Winston possesses immense talent and one of the highest ceilings among the NFL's young quarterbacks. He also continues to commit head-scratching blunders befitting a rookie. On Sunday, he tossed a trio of interceptions that buried the Buccaneers in a 34-17 loss to the Vikings. While one of those turnovers bounced off the hands of intended receiver Mike Evans, Winston nearly threw more, including a wild throw nearly picked off by Minnesota safety Andrew Sendejo. Where a more restrained signal-caller would have tossed the football harmlessly out of bounds, Winston tried to force action and almost gave the Vikings a chance to score again before halftime.
Mariota largely avoids such mistakes. Facing off against the Seahawks defense without the help of ultra-talented wideout Corey Davis, Mariota smartly refrained from dangerous throws down the seams. Instead, he favored proverbial layups -- passes into the flats and soft spots in zone coverages -- to chip away at field position and minimize risk against a defense specializing in takeaways.
Of course, no offense can play check-down football all game, and the Titans' quarterback executed his deep shots when necessary. With the game still in the balance late in the third, Mariota faked a handoff and an end around to draw the defense in, allowing tight end Jonnu Smith to slip behind the coverage for a 24-yard touchdown reception.

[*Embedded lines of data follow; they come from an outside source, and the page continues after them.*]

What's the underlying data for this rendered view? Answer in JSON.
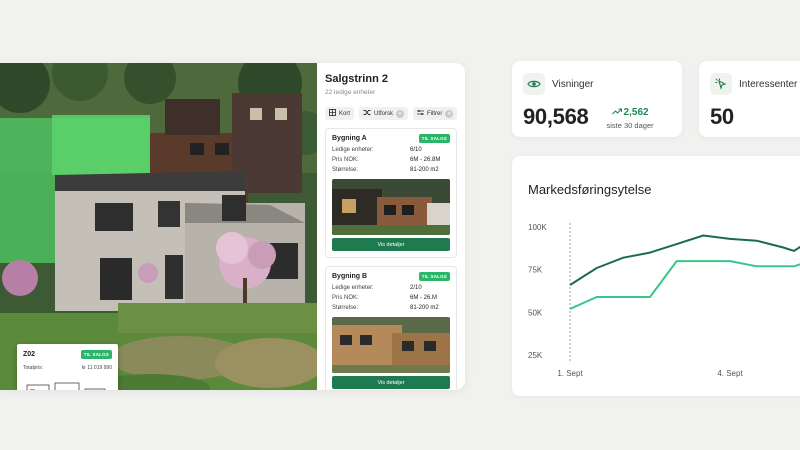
{
  "viewer": {
    "unit_card": {
      "code": "Z02",
      "badge": "TIL SALGS",
      "price_label": "Totalpris:",
      "price_value": "kr 11 019 990"
    },
    "sidebar": {
      "title": "Salgstrinn 2",
      "subtitle": "22 ledige enheter",
      "tools": [
        {
          "label": "Kort",
          "icon": "map-icon"
        },
        {
          "label": "Utforsk",
          "icon": "shuffle-icon"
        },
        {
          "label": "Filtrer",
          "icon": "sliders-icon"
        }
      ],
      "buildings": [
        {
          "name": "Bygning A",
          "badge": "TIL SALGS",
          "rows": [
            {
              "label": "Ledige enheter:",
              "value": "6/10"
            },
            {
              "label": "Pris NOK:",
              "value": "6M - 26.8M"
            },
            {
              "label": "Størrelse:",
              "value": "81-200 m2"
            }
          ],
          "button": "Vis detaljer"
        },
        {
          "name": "Bygning B",
          "badge": "TIL SALGS",
          "rows": [
            {
              "label": "Ledige enheter:",
              "value": "2/10"
            },
            {
              "label": "Pris NOK:",
              "value": "6M - 26.M"
            },
            {
              "label": "Størrelse:",
              "value": "81-200 m2"
            }
          ],
          "button": "Vis detaljer"
        }
      ]
    }
  },
  "stats": {
    "views": {
      "label": "Visninger",
      "value": "90,568",
      "delta": "2,562",
      "delta_sub": "siste 30 dager",
      "icon": "eye-icon"
    },
    "interested": {
      "label": "Interessenter",
      "value": "50",
      "icon": "cursor-click-icon"
    }
  },
  "chart_data": {
    "type": "line",
    "title": "Markedsføringsytelse",
    "xlabel": "",
    "ylabel": "",
    "x_ticks": [
      "1. Sept",
      "4. Sept"
    ],
    "y_ticks": [
      "100K",
      "75K",
      "50K",
      "25K"
    ],
    "ylim": [
      25000,
      100000
    ],
    "x": [
      1,
      1.5,
      2,
      2.5,
      3,
      3.5,
      4,
      4.5,
      5,
      5.2,
      5.5
    ],
    "series": [
      {
        "color": "#1e6b47",
        "values": [
          66000,
          76000,
          82000,
          85000,
          90000,
          95000,
          93000,
          92000,
          88000,
          86000,
          92000
        ]
      },
      {
        "color": "#3cc58a",
        "values": [
          52000,
          59000,
          59000,
          59000,
          80000,
          80000,
          80000,
          77000,
          77000,
          77000,
          80000
        ]
      }
    ],
    "grid": true,
    "legend": "none",
    "marker_x": 1,
    "colors": {
      "accent": "#1e7a4f",
      "badge": "#2bb56b"
    }
  }
}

Just as importantly, Mariota remained calm under duress, shaking off drops by his receivers and a 3-for-10 first quarter to complete 17 of his final 22 attempts. He also led an impressive eight-play, 47-yard scoring drive with less than two minutes remaining in the first half. In all, he displayed a kind of resilience evident in the league's premier passers.
Sunday doesn't represent a one-off performance either. Mariota's play has trended in this direction over the last 13 months, highlighted by superb games against the Green Bay Packers, Miami Dolphins, Detroit Lions and Seattle, all playoff teams last season. The Titans' low profile has kept Mariota's ascension out of the spotlight. However, he has developed into the NFL's most exciting young signal-caller, moving ahead of Winston in the quarterback hierarchy as a result.
If not for a broken bone, perhaps Mariota might have separated himself from Winston even sooner. Last season during a Week 15 tilt with the Jacksonville Jaguars, Mariota fractured his right fibula, immediately ending his season and halting the Titans' playoff run. At the time of the injury, the team possessed an 8-6 record and control of their playoff destiny. Tennessee effectively yielded the AFC South crown to the Houston Texans with Mariota sidelined, overshadowing the progress he made throughout the year.
Mariota might hold a commanding lead over his Tampa Bay counterpart, but plenty of time remains for Winston to bridge the gap. As Matt Ryan's 2016 MVP season demonstrates, quarterbacks can continue to iron out flaws late into their careers. Perhaps down the line, the Buccaneers will find a way to rein in their quarterback's worst impulses and prove they made the correct choice back in 2015.
But before that can happen, Winston must first catch up with Mariota, whose development shows no signs of slowing down.